[Data extract Boundary: Start]

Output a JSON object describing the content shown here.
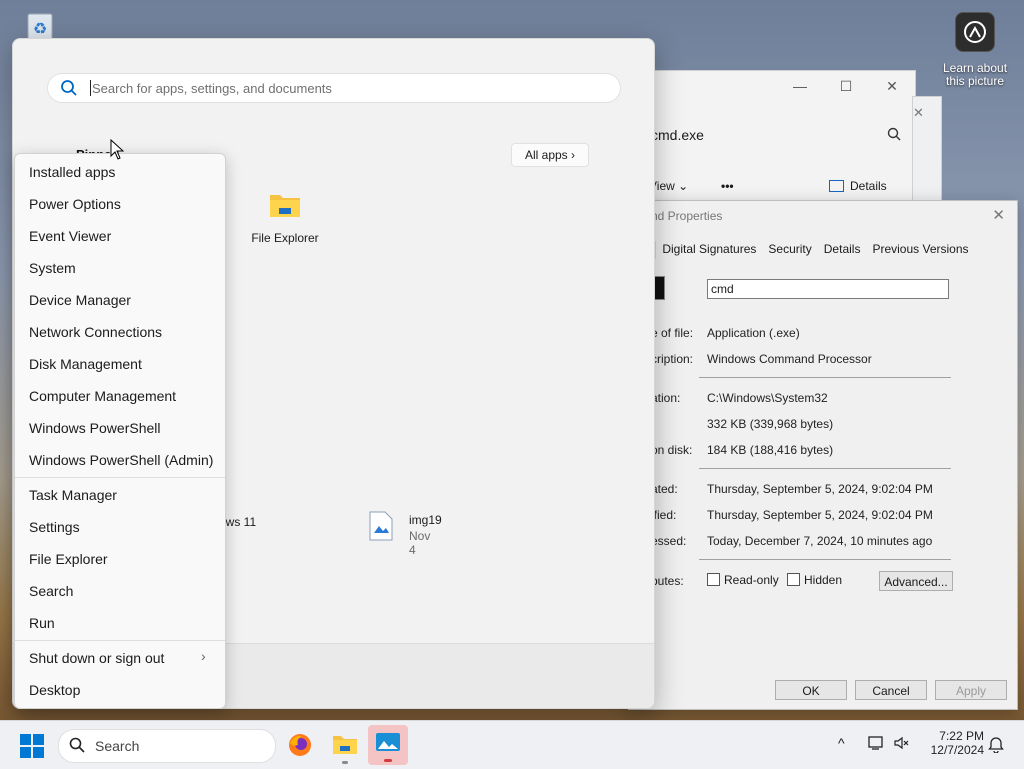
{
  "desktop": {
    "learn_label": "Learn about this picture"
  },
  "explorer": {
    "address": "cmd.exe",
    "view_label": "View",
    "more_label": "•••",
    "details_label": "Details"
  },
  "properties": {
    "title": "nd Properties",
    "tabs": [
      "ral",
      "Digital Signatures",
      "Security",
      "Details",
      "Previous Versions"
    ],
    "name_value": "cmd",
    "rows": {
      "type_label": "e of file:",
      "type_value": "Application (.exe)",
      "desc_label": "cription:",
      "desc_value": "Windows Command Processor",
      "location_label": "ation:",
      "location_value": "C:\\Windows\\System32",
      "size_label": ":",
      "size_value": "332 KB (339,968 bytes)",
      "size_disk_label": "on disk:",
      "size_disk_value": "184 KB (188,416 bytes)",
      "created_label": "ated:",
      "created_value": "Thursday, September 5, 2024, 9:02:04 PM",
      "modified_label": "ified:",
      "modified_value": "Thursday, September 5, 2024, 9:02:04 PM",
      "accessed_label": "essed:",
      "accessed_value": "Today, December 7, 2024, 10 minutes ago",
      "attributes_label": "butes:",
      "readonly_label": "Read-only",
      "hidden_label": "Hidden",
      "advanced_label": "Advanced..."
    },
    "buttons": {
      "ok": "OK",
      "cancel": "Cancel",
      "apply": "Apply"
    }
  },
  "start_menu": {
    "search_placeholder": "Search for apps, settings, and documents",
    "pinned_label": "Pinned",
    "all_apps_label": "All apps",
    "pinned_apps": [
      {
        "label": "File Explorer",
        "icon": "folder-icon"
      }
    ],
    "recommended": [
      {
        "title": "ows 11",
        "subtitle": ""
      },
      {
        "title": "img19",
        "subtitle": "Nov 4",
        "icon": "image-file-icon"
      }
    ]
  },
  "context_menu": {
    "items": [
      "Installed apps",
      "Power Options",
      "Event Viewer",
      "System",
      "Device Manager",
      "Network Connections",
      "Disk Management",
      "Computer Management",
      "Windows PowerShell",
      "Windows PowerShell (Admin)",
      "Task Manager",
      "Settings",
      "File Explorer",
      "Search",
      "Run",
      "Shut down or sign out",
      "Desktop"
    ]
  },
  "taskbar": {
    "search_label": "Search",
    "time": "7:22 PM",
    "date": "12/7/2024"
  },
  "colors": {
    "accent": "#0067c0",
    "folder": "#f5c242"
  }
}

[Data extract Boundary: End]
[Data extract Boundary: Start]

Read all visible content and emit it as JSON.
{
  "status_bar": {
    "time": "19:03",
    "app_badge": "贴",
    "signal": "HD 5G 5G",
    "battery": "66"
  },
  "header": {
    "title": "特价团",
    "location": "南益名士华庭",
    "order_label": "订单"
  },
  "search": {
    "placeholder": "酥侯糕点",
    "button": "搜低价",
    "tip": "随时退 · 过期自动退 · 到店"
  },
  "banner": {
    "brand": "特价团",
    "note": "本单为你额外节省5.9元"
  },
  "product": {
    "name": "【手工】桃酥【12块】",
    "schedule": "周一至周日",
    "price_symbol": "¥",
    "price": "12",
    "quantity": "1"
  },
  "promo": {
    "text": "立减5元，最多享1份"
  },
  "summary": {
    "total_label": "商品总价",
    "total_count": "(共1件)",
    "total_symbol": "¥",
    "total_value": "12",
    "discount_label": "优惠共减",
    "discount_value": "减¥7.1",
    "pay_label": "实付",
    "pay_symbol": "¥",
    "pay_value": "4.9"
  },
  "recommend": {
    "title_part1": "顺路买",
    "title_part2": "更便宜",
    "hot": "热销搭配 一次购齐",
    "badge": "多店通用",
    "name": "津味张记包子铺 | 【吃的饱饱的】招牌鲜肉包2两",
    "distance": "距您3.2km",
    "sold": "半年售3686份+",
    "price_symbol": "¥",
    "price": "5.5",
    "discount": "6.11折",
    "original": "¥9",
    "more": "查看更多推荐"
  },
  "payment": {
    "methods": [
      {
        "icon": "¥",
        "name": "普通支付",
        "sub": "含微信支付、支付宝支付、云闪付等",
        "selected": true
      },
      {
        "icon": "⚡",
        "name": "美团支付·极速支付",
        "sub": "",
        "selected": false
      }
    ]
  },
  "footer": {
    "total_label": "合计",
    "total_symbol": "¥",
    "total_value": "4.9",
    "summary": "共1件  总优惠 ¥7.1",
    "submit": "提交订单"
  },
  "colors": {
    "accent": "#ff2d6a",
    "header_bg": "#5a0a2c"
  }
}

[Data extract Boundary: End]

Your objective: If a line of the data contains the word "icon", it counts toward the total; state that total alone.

Your response: 4